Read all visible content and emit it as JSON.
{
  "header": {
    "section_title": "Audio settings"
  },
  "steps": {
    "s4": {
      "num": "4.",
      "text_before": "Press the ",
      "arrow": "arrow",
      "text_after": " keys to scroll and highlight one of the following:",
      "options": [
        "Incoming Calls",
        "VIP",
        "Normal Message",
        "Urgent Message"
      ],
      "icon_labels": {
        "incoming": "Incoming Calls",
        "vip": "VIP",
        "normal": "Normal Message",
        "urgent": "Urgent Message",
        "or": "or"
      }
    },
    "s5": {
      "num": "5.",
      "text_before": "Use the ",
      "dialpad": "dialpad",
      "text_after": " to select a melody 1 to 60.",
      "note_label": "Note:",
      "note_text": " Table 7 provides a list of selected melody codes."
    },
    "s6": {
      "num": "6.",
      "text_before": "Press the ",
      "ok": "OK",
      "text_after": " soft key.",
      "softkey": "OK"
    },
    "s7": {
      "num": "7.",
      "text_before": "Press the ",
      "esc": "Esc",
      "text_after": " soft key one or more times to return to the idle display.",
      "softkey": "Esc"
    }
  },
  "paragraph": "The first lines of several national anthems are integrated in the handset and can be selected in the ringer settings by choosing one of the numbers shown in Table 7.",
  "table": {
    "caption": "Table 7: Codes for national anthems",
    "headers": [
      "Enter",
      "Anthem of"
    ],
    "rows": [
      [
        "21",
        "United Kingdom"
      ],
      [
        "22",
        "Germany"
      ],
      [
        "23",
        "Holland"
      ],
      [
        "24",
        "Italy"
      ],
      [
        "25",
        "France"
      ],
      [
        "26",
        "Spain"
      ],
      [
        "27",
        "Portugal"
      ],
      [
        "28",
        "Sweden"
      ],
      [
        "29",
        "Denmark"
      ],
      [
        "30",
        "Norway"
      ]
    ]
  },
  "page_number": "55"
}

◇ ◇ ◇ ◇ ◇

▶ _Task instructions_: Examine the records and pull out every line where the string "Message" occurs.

▶ _Task answer_:
        "Normal Message",
        "Urgent Message"
        "normal": "Normal Message",
        "urgent": "Urgent Message",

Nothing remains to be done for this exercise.